Wednesday, August 17, 2011

Five good things to read on Israel’s July 14 movement

People keep asking me when I’m going to write about the Israeli Tent Protests, which have been dubbed the July 14 Movement. I always shamefacedly explain that I haven’t said anything because I don’t know anything. So finally the other day I spent some time seeing what people I respect over there are saying.

Much of the U.S. and Israeli left have been quick to dismiss the protests as reformist and bourgeois, pointing out that they have deliberately avoided the issues of occupation and apartheid. One thing I do want to point out is that I did not hear those same critiques leveled at the mass mobilizations in Wisconsin and Ohio last spring. Those movements were also not left-wing. They did not have an anti-war, anti-occupation, anti-capitalist agenda. They did not call for funding education by eliminating prisons and the police occupations of Black communities – if they had, the police and prison guards would not have been participating in the demonstrations. They did not have a broad critique of institutionalized racism. That’s not to say there were not leftists, anti-capitalists and anti-racists involved, but they chose to be involved for the same reason that many Israeli leftists are choosing to be involved in a big-tent movement.

In fact, the July 14 Movement seems to me not very different from the Wisconsin revolt, except that 1) it has mobilized a much larger proportion of the country’s population (up to 10%), and 2) it is, at least, taking on core policies of neoliberalism. It is demanding a welfare state and includes demands for the unemployed, as well as for those workers lucky enough to have union jobs.

The other thing that struck me is that there's a peculiar symmetry between this protest - tents springing up all over the country, some huge, some tiny, and the tents that sprang up in every Palestinian village and town in 2004 to support the prisoners' hunger strike.  That makes it doubly ironic that the Israeli protesters are not engaging the issue of Palestinian self-determination.  But of course, appropriating Palestinian cultural memes is as Israeli as ... falafel.

I won’t bore you with any more of my unfounded opinions. Here are five pieces I found very enlightening, and each of them is on a different site which will provide you with more links to various perspectives.

Israel’s protests Part 1: a tragic wasted chance (Part I) and The revolution inside the Revolution (Part II): “While it’s easy to decry the insistent shunning of “politics” that leads this movement, there’s plenty to find and celebrate if you rummage around. … As and when the central events dwindle, the committed, political and mixed-race protests will become more vulnerable, but those remaining around them will be more politicised and committed. …There is already an anticipation of a crackdown. The politicians who have spent the past few years lovingly crafting increasingly racist laws to silence and intimidate the Palestinian minority must be itching to stop this blatant demand for their rights.… Many people are on edge, expecting trouble. Police and prison pay has been quickly hiked up by 40%.”

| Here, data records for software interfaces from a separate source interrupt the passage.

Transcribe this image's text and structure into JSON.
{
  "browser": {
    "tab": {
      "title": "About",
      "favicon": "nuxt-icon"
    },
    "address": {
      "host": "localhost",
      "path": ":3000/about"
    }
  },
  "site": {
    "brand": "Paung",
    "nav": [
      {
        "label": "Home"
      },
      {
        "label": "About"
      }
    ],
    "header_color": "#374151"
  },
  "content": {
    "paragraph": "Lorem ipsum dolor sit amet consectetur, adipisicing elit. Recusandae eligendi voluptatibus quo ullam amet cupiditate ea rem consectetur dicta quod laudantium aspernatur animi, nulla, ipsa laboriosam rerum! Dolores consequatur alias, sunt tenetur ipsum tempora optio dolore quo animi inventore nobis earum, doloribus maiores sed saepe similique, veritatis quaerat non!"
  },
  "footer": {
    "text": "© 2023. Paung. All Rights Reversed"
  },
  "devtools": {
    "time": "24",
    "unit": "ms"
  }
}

Tent 1948, by Abir Kopty, “If you are Palestinian, it will be difficult to find anything to identify with in Tel Aviv's tents’ city on Rothschild Boulevard, until you reach Tent 1948. My first tour there was a few days ago, when I decided to join Tent 1948. Tent 1948's main message is that social justice should be for all. It brings together Jewish and Palestinian citizens who believe in shared sovereignty in the state of all its citizens….”

The Tent Protests in Israel: Can They Break Out of the (Zionist) Box? by Jeff Halper  “…This is an uprising worth following. Not an Arab Spring perhaps but a promising Israeli Summer. A process of consciousness-raising has certainly begun amongst mainstream Jewish Israelis who for generations have been locked in "The Box" of conformist thinking.”

The people want a reset. by Amira Hass  “As the movement grows, some will continue to think and demand "justice" within the borders of one nation, at the expense of the other nation that lives in this land. Others will understand that this will never be a country of justice and welfare if it is not a state of all its citizens.”

Arab-Israelis should find an ally in the Israeli tent protests, by Asma Agbariyeh-Zahalka  “…I think the time for complaints has passed, and there is no point in boasting about our victimhood, about the fact that we are the more oppressed, as if our identity is bound up with our misery. It’s time to come out of the Arab closet. The Israeli protest movement has initiated and represents social and economic change. Arab society must ask, Are we in favor of such change or not? Can this movement which demands social change also open itself up to the Arab population? Does the movement have a rightwing, fascist aura, or is it left-leaning and democratic, able to include social justice for Arabs too?”

No comments:

Post a Comment